Some years ago, I was late for the wedding of an old friend. Properly, panic-inducingly, palm-sweatingly late, for a service at which I was due to give a reading. Seconds after I rushed up the aisle, past a room full of tutting guests, the bride rounded the corner and made her procession. As she saw me, she smiled, and then scowled.
“What,” she hissed, “have you got on your head?”
And that’s how I learnt not to wear a baseball cap to a wedding.
For the past decade, I’ve worn a cap almost everywhere. At business meetings, dinner parties and to meet my boyfriend’s parents. Come rain or shine, in a suit or shorts. Over years of collecting, my inventory of headgear has expanded beyond a drawer, and now fills a trunk with some overspill.

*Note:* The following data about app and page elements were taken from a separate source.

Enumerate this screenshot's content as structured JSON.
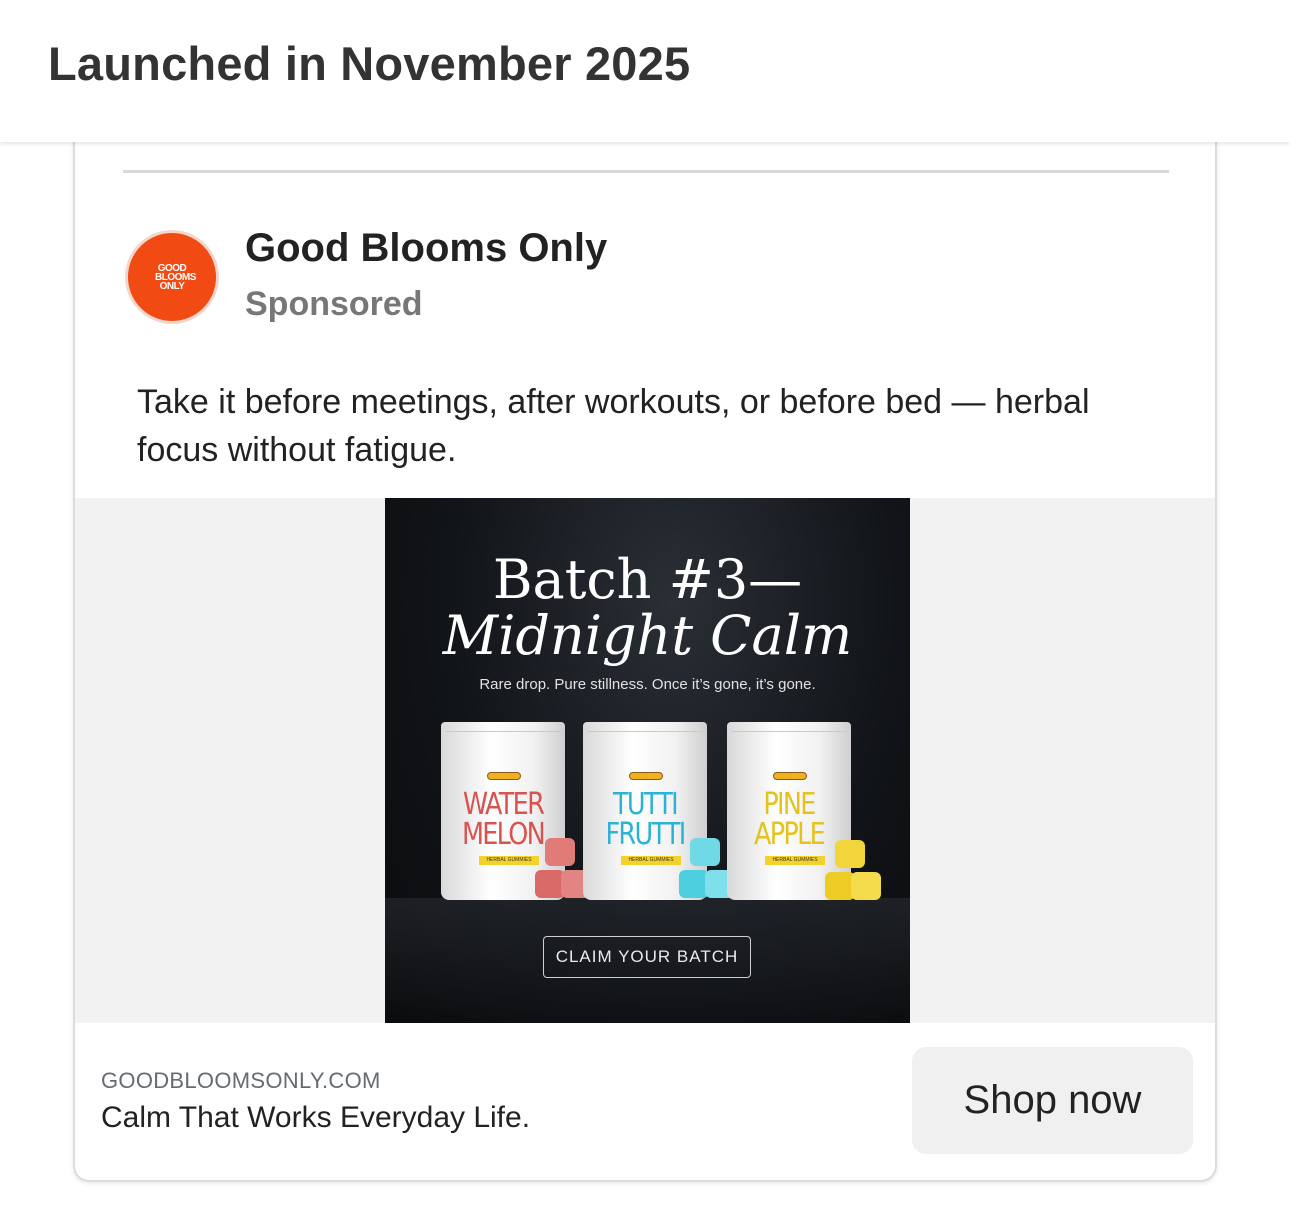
{
  "header": {
    "title": "Launched in November 2025"
  },
  "ad": {
    "brand_name": "Good Blooms Only",
    "sponsored_label": "Sponsored",
    "avatar_logo_text": "GOOD BLOOMS ONLY",
    "avatar_color": "#f14a12",
    "caption": "Take it before meetings, after workouts, or before bed — herbal focus without fatigue.",
    "creative": {
      "headline_line1": "Batch #3—",
      "headline_line2": "Midnight Calm",
      "subline": "Rare drop. Pure stillness. Once it’s gone, it’s gone.",
      "products": [
        {
          "flavor_line1": "WATER",
          "flavor_line2": "MELON",
          "label": "HERBAL GUMMIES",
          "color": "#d9534f"
        },
        {
          "flavor_line1": "TUTTI",
          "flavor_line2": "FRUTTI",
          "label": "HERBAL GUMMIES",
          "color": "#2bb3d6"
        },
        {
          "flavor_line1": "PINE",
          "flavor_line2": "APPLE",
          "label": "HERBAL GUMMIES",
          "color": "#e6c21a"
        }
      ],
      "cta_label": "CLAIM YOUR BATCH"
    },
    "footer": {
      "domain": "GOODBLOOMSONLY.COM",
      "headline": "Calm That Works Everyday Life.",
      "button_label": "Shop now"
    }
  }
}
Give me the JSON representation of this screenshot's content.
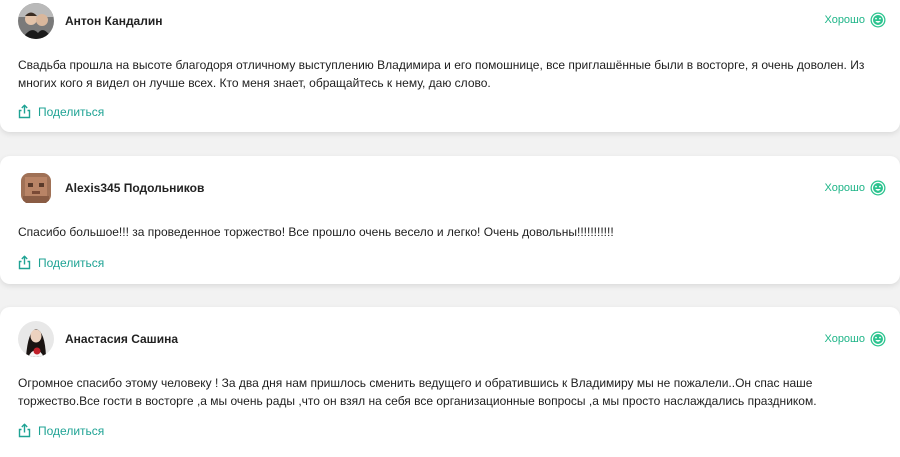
{
  "reviews": [
    {
      "author": "Антон Кандалин",
      "rating_label": "Хорошо",
      "text": "Свадьба прошла на высоте благодоря отличному выступлению Владимира и его помошнице, все приглашённые были в восторге, я очень доволен. Из многих кого я видел он лучше всех. Кто меня знает, обращайтесь к нему, даю слово.",
      "share_label": "Поделиться"
    },
    {
      "author": "Alexis345 Подольников",
      "rating_label": "Хорошо",
      "text": "Спасибо большое!!! за проведенное торжество! Все прошло очень весело и легко! Очень довольны!!!!!!!!!!!",
      "share_label": "Поделиться"
    },
    {
      "author": "Анастасия Сашина",
      "rating_label": "Хорошо",
      "text": "Огромное спасибо этому человеку ! За два дня нам пришлось сменить ведущего и обратившись к Владимиру мы не пожалели..Он спас наше торжество.Все гости в восторге ,а мы очень рады ,что он взял на себя все организационные вопросы ,а мы просто наслаждались праздником.",
      "share_label": "Поделиться"
    }
  ],
  "colors": {
    "accent": "#1fb588",
    "share": "#1fa394",
    "background": "#f2f2f2"
  }
}
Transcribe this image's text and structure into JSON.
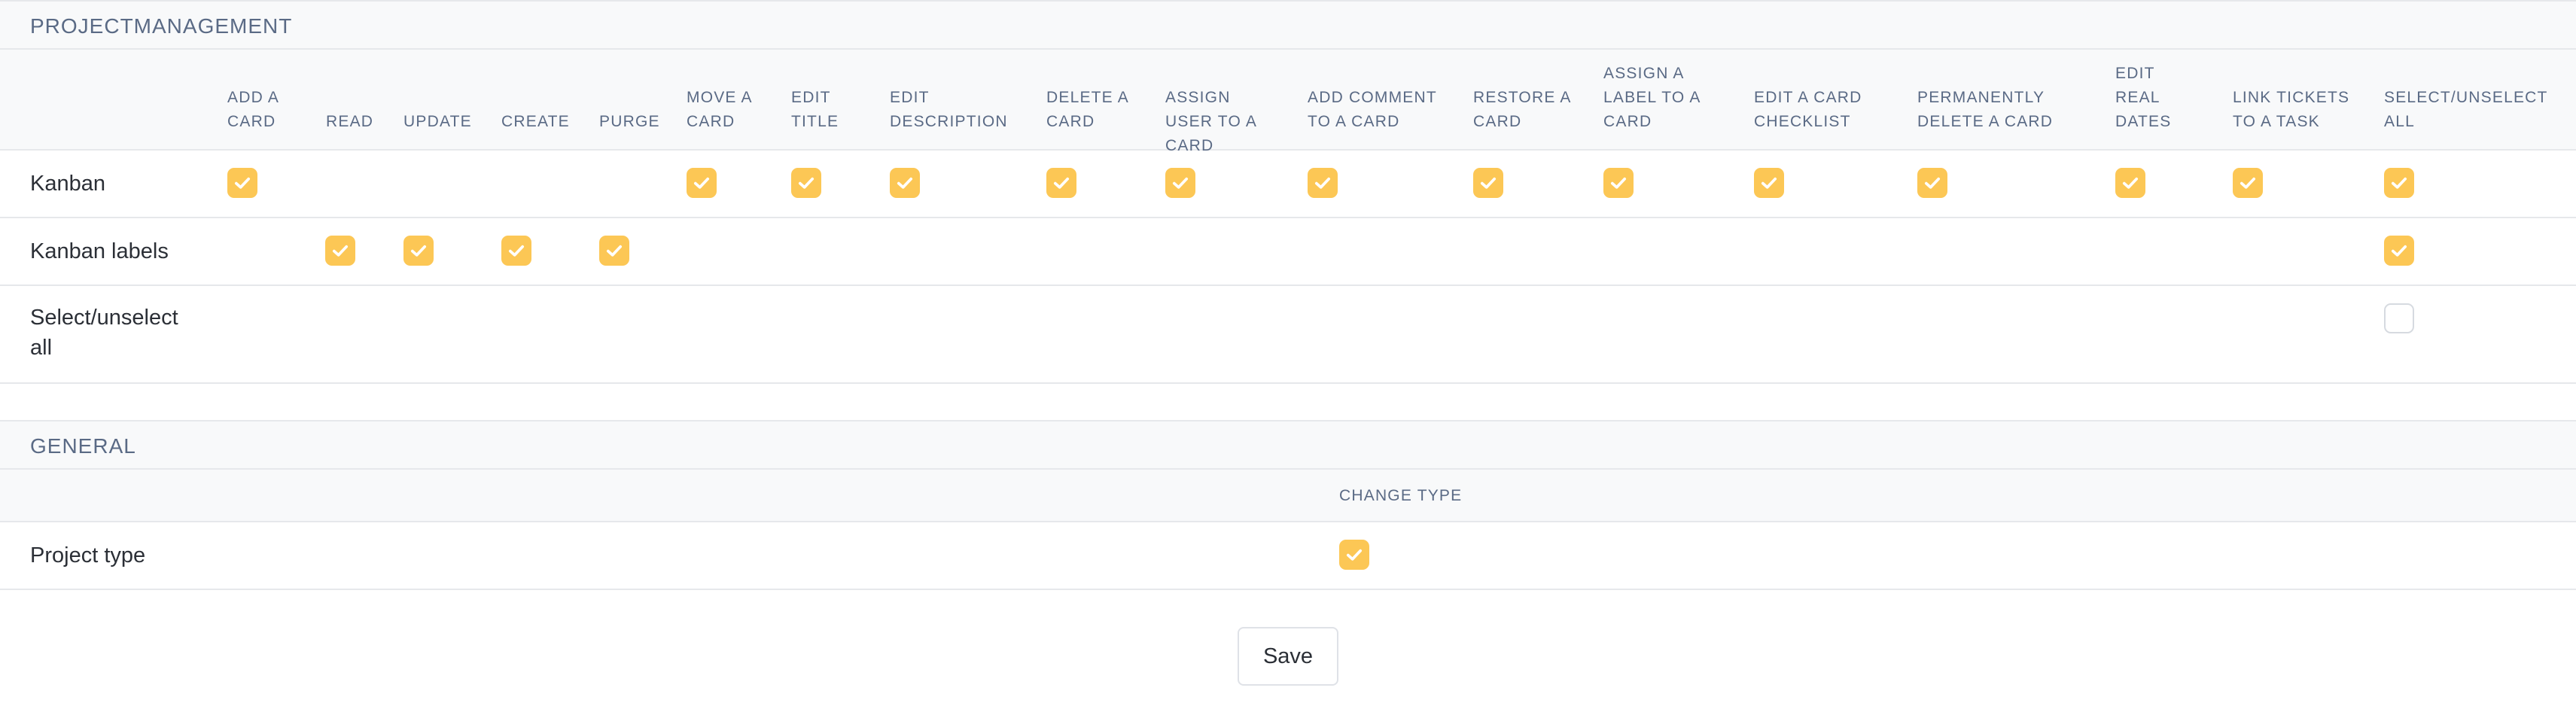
{
  "sections": [
    {
      "title": "PROJECTMANAGEMENT",
      "columns": [
        "ADD A CARD",
        "READ",
        "UPDATE",
        "CREATE",
        "PURGE",
        "MOVE A CARD",
        "EDIT TITLE",
        "EDIT DESCRIPTION",
        "DELETE A CARD",
        "ASSIGN USER TO A CARD",
        "ADD COMMENT TO A CARD",
        "RESTORE A CARD",
        "ASSIGN A LABEL TO A CARD",
        "EDIT A CARD CHECKLIST",
        "PERMANENTLY DELETE A CARD",
        "EDIT REAL DATES",
        "LINK TICKETS TO A TASK",
        "SELECT/UNSELECT ALL"
      ],
      "rows": [
        {
          "label": "Kanban",
          "checks": [
            true,
            null,
            null,
            null,
            null,
            true,
            true,
            true,
            true,
            true,
            true,
            true,
            true,
            true,
            true,
            true,
            true,
            true
          ]
        },
        {
          "label": "Kanban labels",
          "checks": [
            null,
            true,
            true,
            true,
            true,
            null,
            null,
            null,
            null,
            null,
            null,
            null,
            null,
            null,
            null,
            null,
            null,
            true
          ]
        },
        {
          "label": "Select/unselect all",
          "checks": [
            null,
            null,
            null,
            null,
            null,
            null,
            null,
            null,
            null,
            null,
            null,
            null,
            null,
            null,
            null,
            null,
            null,
            false
          ]
        }
      ]
    },
    {
      "title": "GENERAL",
      "columns": [
        "CHANGE TYPE"
      ],
      "rows": [
        {
          "label": "Project type",
          "checks": [
            true
          ]
        }
      ]
    }
  ],
  "save_label": "Save",
  "colors": {
    "checked": "#fcc755",
    "header_bg": "#f8f9fa",
    "border": "#e6e8eb"
  }
}
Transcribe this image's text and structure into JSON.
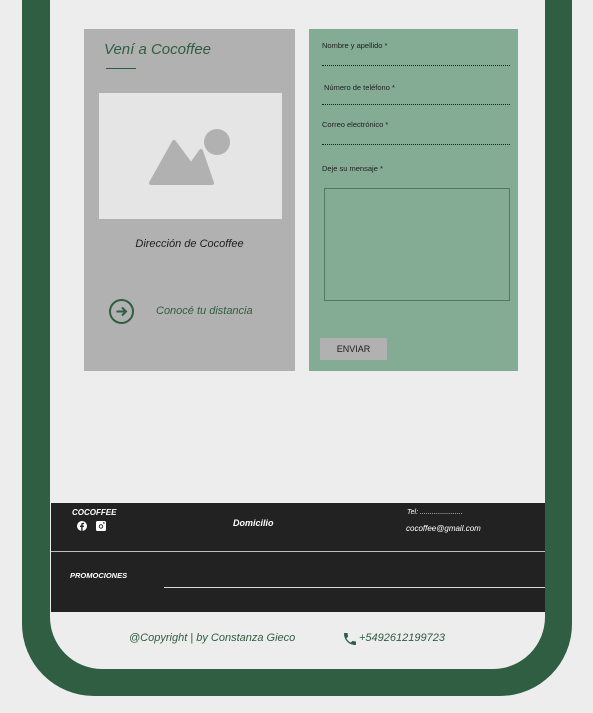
{
  "colors": {
    "frame": "#2f5e42",
    "page": "#ededed",
    "left_card": "#b1b1b1",
    "form_card": "#84ab94",
    "footer": "#222222"
  },
  "location": {
    "title": "Vení a Cocoffee",
    "image_icon": "image-placeholder-icon",
    "address": "Dirección de Cocoffee",
    "distance_link": "Conocé tu distancia",
    "arrow_icon": "arrow-right-circle-icon"
  },
  "form": {
    "fields": {
      "name": "Nombre y apellido *",
      "phone": "Número de teléfono *",
      "email": "Correo electrónico *",
      "message": "Deje su mensaje *"
    },
    "submit": "ENVIAR"
  },
  "footer": {
    "brand": "COCOFFEE",
    "social_icons": [
      "facebook-icon",
      "instagram-icon"
    ],
    "domicilio": "Domicilio",
    "tel": "Tel: ......................",
    "email": "cocoffee@gmail.com",
    "promociones": "PROMOCIONES"
  },
  "bottom": {
    "copyright": "@Copyright | by Constanza Gieco",
    "phone_icon": "phone-icon",
    "phone": "+5492612199723"
  }
}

I’m not sure where it began – certainly, not from any need for concealment. My head is mercifully free of lumps, bumps or anything to give pause to a phrenologist. And I have – so far, at least – no bald patches, and little recession in my hairline. In fact, for the past several years, I have bleached my hair with militant regularity, spending considerable time on achieving the perfect shade of blonde, before thrusting it unceremoniously beneath a cap.
It’s become a security blanket, of sorts: similar, I suppose, to women who don’t feel “dressed” without lipstick on. And, certainly, it eradicates any concerns about bad-hair days. But beyond that, it’s a balm to my persistent, low-burning anxiety about appearing overdressed, or – the eternal millennial concern – of “trying too hard”. I’ve lived most of my life with the recurrent fear that I’d turn up to work, or a social event, or a funeral, and look like I’ve put too much effort in. It takes little more than someone seeing what I’m wearing and saying, “Ooh, you’ve made an effort,” to bring me to collapse. Mentally, I never grew out of the hoodie-wearing, corner-skulking teenager of the early 2000s.